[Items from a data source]

---------------

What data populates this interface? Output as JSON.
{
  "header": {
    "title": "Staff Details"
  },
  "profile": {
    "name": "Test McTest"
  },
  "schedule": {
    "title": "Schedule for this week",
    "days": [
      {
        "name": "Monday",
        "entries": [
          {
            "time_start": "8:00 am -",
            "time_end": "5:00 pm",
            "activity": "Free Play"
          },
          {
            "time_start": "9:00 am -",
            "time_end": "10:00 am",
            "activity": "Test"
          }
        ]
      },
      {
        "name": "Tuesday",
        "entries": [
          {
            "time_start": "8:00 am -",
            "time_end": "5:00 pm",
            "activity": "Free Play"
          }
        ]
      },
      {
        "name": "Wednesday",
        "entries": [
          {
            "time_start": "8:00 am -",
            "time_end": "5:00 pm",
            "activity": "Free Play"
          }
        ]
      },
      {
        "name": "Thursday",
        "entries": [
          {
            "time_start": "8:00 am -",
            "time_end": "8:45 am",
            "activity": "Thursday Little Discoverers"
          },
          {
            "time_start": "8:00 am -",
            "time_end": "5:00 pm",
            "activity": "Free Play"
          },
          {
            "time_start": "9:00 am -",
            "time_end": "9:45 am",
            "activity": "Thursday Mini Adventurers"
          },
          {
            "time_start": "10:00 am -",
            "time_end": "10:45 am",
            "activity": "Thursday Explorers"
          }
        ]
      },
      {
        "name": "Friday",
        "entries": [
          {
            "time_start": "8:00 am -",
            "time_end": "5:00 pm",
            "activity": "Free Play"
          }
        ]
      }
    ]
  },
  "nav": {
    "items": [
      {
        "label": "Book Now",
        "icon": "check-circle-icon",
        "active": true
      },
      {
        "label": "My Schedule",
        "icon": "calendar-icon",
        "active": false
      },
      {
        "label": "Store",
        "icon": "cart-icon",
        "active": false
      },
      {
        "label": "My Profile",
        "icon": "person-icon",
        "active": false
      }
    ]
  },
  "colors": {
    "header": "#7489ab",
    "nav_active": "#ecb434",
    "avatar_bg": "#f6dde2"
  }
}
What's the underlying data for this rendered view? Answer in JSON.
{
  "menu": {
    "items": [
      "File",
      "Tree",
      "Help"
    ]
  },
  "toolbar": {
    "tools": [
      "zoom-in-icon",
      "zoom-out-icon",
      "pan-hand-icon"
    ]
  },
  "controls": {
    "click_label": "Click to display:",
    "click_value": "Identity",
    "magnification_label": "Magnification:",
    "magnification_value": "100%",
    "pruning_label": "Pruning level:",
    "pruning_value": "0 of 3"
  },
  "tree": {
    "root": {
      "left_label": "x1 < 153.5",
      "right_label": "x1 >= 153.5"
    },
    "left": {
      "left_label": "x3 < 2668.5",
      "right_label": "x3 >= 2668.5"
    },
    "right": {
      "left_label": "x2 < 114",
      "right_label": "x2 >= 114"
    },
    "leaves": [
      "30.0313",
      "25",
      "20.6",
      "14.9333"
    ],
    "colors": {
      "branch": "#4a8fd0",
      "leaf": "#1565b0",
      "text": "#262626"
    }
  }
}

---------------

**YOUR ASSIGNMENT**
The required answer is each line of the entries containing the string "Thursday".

**EXERCISE RESPONSE**
        "name": "Thursday",
            "activity": "Thursday Little Discoverers"
            "activity": "Thursday Mini Adventurers"
            "activity": "Thursday Explorers"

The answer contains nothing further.